It didn’t take the townspeople in Wildwood long to start placing bets on how long Clay Sommers and Jade Millerton could get along. Word around town was that they had been bitter towards each other for too long to be able to stay civil with each other for more than a few weeks, maybe a month if they were lucky. Some were calling it an affair, others were calling it a break in the storm, a few deemed it fate, but Clay and Jade knew that it was magical. They were enjoying dating and experiencing each other on a new level. Their kisses had surpassed the stolen phase of their youth and were now long and drawn out fires that burned often long into the night. While each of them wanted more in their relationship, Jade was afraid of it just becoming something physical. At first she had thought she could go to bed with Clay without a problem but when she thought it through, she decided that they had to get to know each other better. They had spent ten years becoming different people, and while their passion was very much there and so was their enjoyment of each other’s company, she didn’t want to skimp on the important details before turning herself over to him completely. While it was difficult, Clay promised to wait for that step until Jade was completely ready to be with him on that level. Not that they didn’t have some interesting conversations on the subject of what could happen in bed that often left Jade blushing and tongue tied.

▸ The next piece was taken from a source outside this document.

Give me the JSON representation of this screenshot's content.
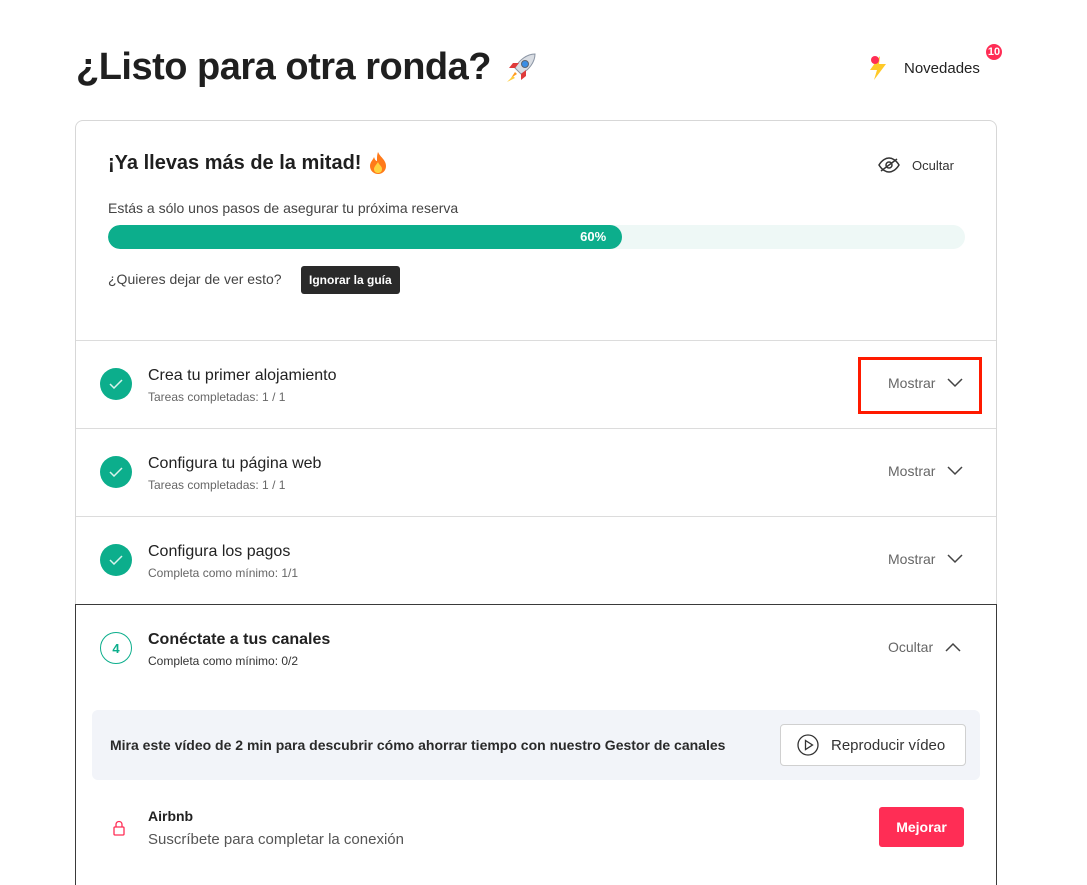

“You’d miss the game for a night in my bed?” asked Jade.
“I’d miss a lot of games if it meant I got to have you,” replied Clay.
Emily Elizabeth Dickinson (December 10, 1830 – May 15, 1886) was an American poet. Born in Amherst, Massachusetts, to a successful family with strong community ties, she lived a mostly introverted and reclusive life. After she studied at the Amherst Academy for seven years in her youth, she spent a short time at Mount Holyoke Female Seminary…